The Diabetes ABCs
It’s important for people with diabetes to know their “ABCs”
A = A1c
The A1c is a blood test done by your doctor that measures the average of your blood sugar for a two to three month period. This test along with daily monitoring of your blood sugar is the best way to know how well controlled your diabetes is. A normal A1C is 4-6 percent for the person without diabetes. For people with diabetes:
- Good control is measured at 6-7 percent, which isequal to an average daily blood sugar of 150-180.
- A need to make changes is measured at 7-8 percent.
- A potential danger is measured above 8 percent. This level isequal to a daily average blood sugar of over 200. So no longer can we say that keeping the blood sugar around 200 is okay— you are causing damage to your body at this level.
This test should be done every six months if you are in good control and every three months if you are not in good control.
B = Blood Pressure
High Blood Pressure (hypertension) often occurs with diabetes. With diabetes, your blood pressure should be less than 130/80. If your blood pressure is higher than this, you may be damaging many of your body’s organs.
C = Cholesterol
Cholesterol is a waxy, fat-like substance made in the liver and found in certain foods, such as food from animals, like dairy products, eggs, and meat. People with diabetes should have their blood cholesterol checked at least once every year. Since having diabetes already puts you at risk for heart disease, it's especially important to keep your cholesterol levels in check. Your overall cholesterol level needs to be under 200 but more importantly is the types of cholesterol.
- Low density lipoproteins (LDL): LDL, also called "bad" cholesterol, can cause buildup of plaque on the walls of arteries. The more LDL there is in the blood, the greater the risk of heart disease.
- High density lipoproteins (HDL): HDL, also called "good" cholesterol, helps the body get rid of bad cholesterol in the blood. The higher the level of HDL cholesterol, the better. If your levels of HDL are low, your risk of heart disease increases.
How can I manage my diabetes?
It is important to remember “who” has the responsibility to manage diabetes. Diabetes management can only be done by the person who has the disease. Your family, doctor, diabetes educator or nutritionist are members of the health care team who can advise you. Training in self-management is important for the treatment of diabetes. Talk with your doctor about how you can learn more about self-management.
There's a lot to consider to manage your diabetes. How you care for yourself every day can make a difference in how you feel and how successful you are in preventing the complications of diabetes. There are seven important self-care behaviors to manage diabetes. They are:
- Eat healthy foods: What you put in your mouth every day adds up over time. When you have diabetes it is important to monitor not only your carbohydrate intake but also your fat intake. Carbohydrates include sweets, starches, fruit, milk, and starch vegetables.
- Be active: People with diabetes should strive to do some type of physical activity every day.

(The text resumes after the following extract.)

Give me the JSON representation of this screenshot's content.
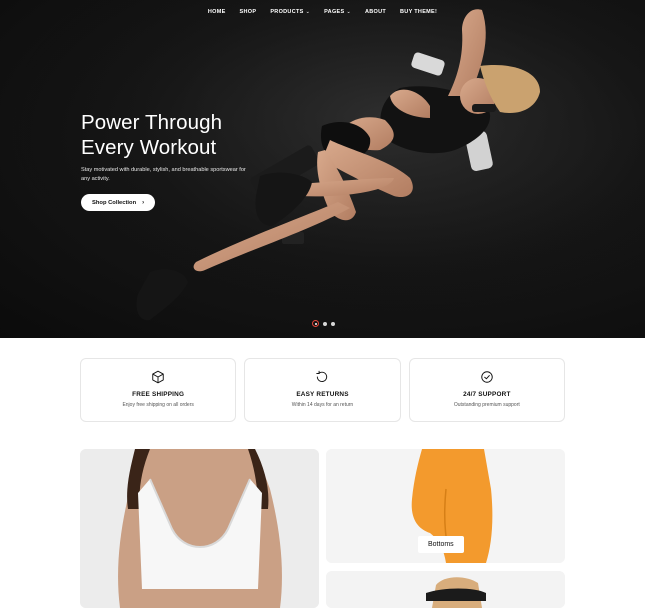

- Manage your stress: Everyone has stress and each of us must find ways to deal with stress.
- Prevent high and low blood glucose:
- Low blood
- High blood glucose over time is what causes the complications of diabetes.
- glucoses make a person with diabetes feel terrible. Low blood glucoses while a person is driving can cause accidents. Low blood glucose can cause strokes and heart attacks in older people.
- Check your blood sugar: This is the best way to know how well you are balancing your eating, physical activity and medications.
- Take medicines: Because diabetes is caused by insulin resistance or lack of insulin, you must take your medicines daily and as ordered.
- Reduce risks of complications: Practice these first six self-care behaviors to help you reduce complications, but you also need to get regular check ups and pay particular attention to your body to prevent complications.